Bible expositor W. Graham Scroggie wrote, "In the Bible God speaks to us, and in prayer we speak to God." The Bible and prayer are intertwined strands forming the intimate cord of communion between God and ourselves.
Read the great prayers of Moses, Nehemiah, Ezra, and Daniel. In their petitions they spoke God’s words back to Him. This is the prayer language God delights to answer. As you pray, let Him bring Scriptures to mind. Pray them back to God as they apply to you.
Before you spend time reading and studying the Bible each day, pray that God will make your heart sensitive to His Word. Martin Luther said, "Having prayed well is having studied well." We cannot have one without the other.
George Müller fellowshiped with God as few men in history have ever done.
Listen to what Müller said about his times alone with God: "I begin to meditate the New Testament early in the mornings. . . . Invariably, I have found that . . . after so many minutes of meditation, my soul is guided to confession, or to give thanks, or to intercede, or to make a request. So, even when you couldn’t say that I had given myself to prayer, but rather to meditation, nevertheless, it turned out that almost immediately the meditation turned into prayer."
As God’s Word spoke to Müller’s heart, he naturally responded back to God prayer. He enjoyed intimate fellowship with his Lord.
Communication is the key to any relationship. Our relationship with God can grow only as we communicate our adoration, confession, petition, intercession, and thanksgiving to Him through prayer, and as we listen to His voice through the daily study of His Word.

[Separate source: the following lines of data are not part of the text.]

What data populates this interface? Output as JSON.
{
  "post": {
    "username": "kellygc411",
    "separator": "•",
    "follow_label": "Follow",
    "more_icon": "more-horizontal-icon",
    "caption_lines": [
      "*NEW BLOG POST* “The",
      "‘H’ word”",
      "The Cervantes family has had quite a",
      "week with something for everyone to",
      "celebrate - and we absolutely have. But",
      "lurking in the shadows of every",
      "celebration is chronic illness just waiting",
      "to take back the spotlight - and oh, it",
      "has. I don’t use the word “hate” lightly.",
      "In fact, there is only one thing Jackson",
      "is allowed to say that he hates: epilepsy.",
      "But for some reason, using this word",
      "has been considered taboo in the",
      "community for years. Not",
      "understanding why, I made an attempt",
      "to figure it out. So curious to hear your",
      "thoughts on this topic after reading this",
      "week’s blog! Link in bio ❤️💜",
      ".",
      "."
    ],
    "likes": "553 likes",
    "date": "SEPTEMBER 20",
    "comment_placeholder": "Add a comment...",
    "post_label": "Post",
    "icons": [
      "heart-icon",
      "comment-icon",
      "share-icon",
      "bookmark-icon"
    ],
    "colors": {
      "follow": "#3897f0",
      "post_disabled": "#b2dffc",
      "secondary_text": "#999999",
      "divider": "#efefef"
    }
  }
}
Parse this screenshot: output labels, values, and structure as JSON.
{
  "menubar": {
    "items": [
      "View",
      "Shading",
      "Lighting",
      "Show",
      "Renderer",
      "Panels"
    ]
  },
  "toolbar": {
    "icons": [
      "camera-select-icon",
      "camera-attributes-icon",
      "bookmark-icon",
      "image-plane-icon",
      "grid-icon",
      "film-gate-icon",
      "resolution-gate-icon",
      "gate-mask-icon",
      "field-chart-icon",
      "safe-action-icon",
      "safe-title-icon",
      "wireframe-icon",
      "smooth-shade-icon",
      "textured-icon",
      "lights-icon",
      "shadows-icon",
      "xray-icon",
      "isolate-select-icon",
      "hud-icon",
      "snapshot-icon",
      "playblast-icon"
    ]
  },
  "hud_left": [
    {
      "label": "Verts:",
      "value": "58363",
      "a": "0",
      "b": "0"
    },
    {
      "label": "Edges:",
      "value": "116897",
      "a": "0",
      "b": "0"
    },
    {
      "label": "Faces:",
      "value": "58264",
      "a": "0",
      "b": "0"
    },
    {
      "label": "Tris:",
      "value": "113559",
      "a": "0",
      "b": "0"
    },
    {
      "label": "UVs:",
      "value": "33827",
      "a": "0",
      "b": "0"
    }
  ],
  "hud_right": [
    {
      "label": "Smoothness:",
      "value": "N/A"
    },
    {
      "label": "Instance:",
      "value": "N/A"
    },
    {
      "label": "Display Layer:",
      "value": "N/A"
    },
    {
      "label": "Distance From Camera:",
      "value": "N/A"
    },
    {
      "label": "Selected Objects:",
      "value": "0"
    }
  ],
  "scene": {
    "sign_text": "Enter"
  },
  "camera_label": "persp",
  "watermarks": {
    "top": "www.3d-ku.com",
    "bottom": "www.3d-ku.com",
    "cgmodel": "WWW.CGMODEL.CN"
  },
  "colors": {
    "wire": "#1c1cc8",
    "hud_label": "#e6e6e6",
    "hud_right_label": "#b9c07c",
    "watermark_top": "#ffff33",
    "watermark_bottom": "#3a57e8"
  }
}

How well do you know God? How intimate is your relationship with Him? George Müller could come to God, ask Him for five pounds, and know his heavenly Father would somehow supply his need. Could you ask God for that, or are you only an acquaintance?